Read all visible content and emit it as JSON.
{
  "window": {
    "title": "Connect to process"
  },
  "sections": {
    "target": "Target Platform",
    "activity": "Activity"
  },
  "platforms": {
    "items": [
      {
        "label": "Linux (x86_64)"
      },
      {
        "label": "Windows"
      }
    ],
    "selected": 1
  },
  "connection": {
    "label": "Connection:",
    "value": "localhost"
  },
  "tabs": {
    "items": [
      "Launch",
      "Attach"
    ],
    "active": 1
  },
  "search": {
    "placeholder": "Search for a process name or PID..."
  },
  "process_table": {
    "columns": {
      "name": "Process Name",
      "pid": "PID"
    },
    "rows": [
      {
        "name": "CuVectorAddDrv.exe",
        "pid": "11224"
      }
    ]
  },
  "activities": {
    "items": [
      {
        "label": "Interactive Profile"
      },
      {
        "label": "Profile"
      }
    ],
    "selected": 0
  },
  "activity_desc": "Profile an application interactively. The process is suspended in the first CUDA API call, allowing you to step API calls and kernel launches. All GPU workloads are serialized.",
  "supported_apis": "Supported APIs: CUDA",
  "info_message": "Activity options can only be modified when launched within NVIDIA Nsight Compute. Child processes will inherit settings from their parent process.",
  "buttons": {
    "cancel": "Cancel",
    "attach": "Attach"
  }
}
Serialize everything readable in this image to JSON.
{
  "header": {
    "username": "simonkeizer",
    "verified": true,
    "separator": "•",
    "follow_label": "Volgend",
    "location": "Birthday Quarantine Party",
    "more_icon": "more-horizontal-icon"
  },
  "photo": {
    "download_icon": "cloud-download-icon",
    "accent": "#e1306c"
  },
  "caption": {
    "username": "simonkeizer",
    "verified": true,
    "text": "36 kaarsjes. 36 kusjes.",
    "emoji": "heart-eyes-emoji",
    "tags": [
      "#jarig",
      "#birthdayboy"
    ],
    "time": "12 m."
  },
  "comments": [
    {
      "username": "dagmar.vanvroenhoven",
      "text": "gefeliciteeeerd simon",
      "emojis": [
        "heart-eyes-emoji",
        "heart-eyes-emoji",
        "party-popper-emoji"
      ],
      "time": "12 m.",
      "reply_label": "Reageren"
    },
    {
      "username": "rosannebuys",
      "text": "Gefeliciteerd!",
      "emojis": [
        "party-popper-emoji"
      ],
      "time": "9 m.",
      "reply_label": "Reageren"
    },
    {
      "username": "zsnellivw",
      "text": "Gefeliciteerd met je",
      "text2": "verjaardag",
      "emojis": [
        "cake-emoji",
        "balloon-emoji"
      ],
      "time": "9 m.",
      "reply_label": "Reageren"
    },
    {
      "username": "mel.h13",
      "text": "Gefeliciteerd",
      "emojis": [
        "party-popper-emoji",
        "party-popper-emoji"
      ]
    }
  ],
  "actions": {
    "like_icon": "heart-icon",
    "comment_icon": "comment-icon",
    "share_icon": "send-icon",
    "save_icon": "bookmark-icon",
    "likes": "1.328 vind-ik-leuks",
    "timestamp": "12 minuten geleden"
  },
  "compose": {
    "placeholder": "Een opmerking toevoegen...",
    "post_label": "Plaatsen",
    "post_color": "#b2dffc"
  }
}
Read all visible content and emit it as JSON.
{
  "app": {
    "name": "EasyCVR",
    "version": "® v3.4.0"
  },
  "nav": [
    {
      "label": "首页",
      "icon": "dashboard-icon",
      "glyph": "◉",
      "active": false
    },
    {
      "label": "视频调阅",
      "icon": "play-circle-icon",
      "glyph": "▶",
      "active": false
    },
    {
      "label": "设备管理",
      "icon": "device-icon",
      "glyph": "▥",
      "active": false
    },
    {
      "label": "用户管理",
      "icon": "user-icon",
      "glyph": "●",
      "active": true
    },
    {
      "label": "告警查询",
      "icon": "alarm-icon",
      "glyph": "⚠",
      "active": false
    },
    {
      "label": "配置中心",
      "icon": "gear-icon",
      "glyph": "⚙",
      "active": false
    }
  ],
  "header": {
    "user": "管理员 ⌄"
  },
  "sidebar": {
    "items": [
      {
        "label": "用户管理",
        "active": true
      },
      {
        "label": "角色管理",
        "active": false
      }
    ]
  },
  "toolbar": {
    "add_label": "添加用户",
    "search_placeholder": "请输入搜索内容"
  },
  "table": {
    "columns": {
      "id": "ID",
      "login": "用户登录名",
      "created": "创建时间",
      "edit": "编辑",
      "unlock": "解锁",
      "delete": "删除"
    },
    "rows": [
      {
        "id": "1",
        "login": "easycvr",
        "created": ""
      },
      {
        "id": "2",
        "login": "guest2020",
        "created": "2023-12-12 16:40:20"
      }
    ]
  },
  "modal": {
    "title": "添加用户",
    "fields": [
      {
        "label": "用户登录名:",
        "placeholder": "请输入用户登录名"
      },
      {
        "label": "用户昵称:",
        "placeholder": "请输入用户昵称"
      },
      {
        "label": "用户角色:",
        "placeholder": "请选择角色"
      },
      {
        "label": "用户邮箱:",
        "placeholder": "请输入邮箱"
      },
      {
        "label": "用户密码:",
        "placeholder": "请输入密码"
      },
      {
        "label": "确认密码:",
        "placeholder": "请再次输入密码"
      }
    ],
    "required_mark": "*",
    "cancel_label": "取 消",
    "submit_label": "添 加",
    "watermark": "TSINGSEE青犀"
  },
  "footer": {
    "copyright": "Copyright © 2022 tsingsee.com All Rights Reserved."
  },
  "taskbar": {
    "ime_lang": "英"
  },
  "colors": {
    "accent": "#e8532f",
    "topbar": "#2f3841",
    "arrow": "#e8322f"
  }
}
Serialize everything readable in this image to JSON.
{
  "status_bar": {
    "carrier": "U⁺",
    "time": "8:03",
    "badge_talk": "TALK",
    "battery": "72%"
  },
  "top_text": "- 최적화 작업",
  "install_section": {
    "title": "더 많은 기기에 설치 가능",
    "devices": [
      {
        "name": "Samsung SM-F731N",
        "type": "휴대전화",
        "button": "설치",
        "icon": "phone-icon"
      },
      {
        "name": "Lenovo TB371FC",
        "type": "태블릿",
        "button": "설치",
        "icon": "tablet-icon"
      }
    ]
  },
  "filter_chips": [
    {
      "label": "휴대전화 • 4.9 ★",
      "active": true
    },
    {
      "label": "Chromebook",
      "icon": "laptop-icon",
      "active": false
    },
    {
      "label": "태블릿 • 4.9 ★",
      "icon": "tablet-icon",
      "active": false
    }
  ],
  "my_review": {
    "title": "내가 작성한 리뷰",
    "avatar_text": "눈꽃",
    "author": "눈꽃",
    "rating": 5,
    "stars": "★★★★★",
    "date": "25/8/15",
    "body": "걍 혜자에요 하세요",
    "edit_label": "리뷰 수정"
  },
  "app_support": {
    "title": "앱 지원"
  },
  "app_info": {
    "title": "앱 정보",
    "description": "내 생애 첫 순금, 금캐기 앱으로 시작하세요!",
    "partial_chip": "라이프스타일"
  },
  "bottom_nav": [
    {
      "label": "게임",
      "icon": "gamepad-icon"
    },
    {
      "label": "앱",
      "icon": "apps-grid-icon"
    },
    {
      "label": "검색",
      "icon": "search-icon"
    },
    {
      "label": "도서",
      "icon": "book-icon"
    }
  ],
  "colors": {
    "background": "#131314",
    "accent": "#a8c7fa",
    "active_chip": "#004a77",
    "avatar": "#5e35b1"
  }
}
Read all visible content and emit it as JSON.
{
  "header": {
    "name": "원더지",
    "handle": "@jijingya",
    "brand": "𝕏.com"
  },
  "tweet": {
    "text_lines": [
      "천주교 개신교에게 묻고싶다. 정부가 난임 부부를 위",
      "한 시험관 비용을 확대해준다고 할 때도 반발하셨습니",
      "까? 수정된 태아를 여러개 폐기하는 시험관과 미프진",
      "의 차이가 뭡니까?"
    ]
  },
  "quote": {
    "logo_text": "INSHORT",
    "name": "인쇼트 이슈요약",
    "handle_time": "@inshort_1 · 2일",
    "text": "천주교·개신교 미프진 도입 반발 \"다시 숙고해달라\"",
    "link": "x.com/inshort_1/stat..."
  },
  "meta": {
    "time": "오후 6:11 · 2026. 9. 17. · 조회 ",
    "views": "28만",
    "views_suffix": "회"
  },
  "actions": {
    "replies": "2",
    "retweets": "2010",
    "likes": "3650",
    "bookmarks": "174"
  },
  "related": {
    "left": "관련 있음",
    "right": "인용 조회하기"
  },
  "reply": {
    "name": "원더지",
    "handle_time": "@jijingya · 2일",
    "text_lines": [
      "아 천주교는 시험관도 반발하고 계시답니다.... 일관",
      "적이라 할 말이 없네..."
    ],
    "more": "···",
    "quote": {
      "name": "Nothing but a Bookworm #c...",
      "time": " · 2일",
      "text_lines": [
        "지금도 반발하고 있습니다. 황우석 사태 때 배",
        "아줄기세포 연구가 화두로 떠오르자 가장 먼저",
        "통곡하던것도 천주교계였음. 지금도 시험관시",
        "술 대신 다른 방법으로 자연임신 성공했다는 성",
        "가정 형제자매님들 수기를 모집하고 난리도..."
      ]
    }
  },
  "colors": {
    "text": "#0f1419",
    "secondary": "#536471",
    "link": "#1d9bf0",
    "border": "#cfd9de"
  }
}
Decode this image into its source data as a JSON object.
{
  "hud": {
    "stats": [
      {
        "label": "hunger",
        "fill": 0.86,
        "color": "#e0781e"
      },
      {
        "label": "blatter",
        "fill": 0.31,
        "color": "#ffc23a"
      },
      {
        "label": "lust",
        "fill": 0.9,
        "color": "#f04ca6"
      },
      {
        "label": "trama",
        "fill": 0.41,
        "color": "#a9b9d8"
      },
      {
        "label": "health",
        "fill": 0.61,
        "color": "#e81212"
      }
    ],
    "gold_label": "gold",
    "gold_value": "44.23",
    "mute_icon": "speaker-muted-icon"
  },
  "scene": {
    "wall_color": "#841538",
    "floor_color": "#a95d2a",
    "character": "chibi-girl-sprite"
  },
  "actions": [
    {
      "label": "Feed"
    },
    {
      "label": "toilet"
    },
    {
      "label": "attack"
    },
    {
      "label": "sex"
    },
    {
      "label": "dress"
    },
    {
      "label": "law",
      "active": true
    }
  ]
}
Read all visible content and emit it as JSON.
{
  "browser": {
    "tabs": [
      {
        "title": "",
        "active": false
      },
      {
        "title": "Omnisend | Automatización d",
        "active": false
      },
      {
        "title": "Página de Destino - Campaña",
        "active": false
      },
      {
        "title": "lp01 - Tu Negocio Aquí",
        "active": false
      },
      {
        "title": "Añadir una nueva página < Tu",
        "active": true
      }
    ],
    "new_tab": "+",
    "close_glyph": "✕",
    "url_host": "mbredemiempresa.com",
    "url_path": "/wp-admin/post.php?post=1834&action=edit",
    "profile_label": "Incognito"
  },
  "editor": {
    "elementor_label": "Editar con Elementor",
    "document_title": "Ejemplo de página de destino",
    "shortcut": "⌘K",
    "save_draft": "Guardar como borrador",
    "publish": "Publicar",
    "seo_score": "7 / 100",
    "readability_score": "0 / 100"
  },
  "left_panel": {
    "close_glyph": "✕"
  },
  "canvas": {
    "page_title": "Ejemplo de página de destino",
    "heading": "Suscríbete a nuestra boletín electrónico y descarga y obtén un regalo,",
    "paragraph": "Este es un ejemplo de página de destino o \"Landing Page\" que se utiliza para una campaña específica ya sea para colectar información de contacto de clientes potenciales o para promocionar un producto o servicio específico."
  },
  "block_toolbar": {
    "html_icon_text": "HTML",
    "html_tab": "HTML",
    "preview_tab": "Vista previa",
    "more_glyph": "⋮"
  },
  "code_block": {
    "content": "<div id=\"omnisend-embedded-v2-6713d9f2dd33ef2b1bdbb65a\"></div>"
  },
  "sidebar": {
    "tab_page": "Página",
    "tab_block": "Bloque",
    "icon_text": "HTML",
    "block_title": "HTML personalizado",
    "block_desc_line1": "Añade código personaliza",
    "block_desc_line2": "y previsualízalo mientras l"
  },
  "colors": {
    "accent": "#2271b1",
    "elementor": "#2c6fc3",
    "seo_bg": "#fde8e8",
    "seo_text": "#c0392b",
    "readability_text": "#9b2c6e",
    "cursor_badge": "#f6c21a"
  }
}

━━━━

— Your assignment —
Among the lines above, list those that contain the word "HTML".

— Result —
    "html_icon_text": "HTML",
    "html_tab": "HTML",
    "icon_text": "HTML",
    "block_title": "HTML personalizado",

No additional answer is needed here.